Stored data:
━━━

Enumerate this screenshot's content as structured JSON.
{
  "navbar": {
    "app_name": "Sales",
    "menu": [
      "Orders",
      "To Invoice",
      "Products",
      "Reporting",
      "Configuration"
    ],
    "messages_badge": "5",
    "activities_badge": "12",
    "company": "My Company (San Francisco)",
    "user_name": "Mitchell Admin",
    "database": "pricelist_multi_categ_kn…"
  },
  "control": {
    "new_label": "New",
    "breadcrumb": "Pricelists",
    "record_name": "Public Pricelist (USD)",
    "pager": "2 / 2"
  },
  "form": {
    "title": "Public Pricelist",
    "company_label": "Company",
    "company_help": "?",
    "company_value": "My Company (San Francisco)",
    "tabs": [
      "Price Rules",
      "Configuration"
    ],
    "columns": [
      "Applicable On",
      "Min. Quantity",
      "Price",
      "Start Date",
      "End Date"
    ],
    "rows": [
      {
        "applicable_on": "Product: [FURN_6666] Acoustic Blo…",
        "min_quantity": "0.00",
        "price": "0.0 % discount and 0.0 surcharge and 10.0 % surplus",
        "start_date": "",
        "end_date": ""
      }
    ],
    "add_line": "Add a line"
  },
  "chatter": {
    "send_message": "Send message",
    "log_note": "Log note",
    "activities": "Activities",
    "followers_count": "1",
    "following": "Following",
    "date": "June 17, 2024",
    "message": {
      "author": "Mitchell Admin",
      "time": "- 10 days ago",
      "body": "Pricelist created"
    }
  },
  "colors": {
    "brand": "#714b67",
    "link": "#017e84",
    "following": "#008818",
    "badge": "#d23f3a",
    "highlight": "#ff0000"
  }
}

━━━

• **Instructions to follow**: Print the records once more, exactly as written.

• **Output for this task**:
Enumerate this screenshot's content as structured JSON.
{
  "navbar": {
    "app_name": "Sales",
    "menu": [
      "Orders",
      "To Invoice",
      "Products",
      "Reporting",
      "Configuration"
    ],
    "messages_badge": "5",
    "activities_badge": "12",
    "company": "My Company (San Francisco)",
    "user_name": "Mitchell Admin",
    "database": "pricelist_multi_categ_kn…"
  },
  "control": {
    "new_label": "New",
    "breadcrumb": "Pricelists",
    "record_name": "Public Pricelist (USD)",
    "pager": "2 / 2"
  },
  "form": {
    "title": "Public Pricelist",
    "company_label": "Company",
    "company_help": "?",
    "company_value": "My Company (San Francisco)",
    "tabs": [
      "Price Rules",
      "Configuration"
    ],
    "columns": [
      "Applicable On",
      "Min. Quantity",
      "Price",
      "Start Date",
      "End Date"
    ],
    "rows": [
      {
        "applicable_on": "Product: [FURN_6666] Acoustic Blo…",
        "min_quantity": "0.00",
        "price": "0.0 % discount and 0.0 surcharge and 10.0 % surplus",
        "start_date": "",
        "end_date": ""
      }
    ],
    "add_line": "Add a line"
  },
  "chatter": {
    "send_message": "Send message",
    "log_note": "Log note",
    "activities": "Activities",
    "followers_count": "1",
    "following": "Following",
    "date": "June 17, 2024",
    "message": {
      "author": "Mitchell Admin",
      "time": "- 10 days ago",
      "body": "Pricelist created"
    }
  },
  "colors": {
    "brand": "#714b67",
    "link": "#017e84",
    "following": "#008818",
    "badge": "#d23f3a",
    "highlight": "#ff0000"
  }
}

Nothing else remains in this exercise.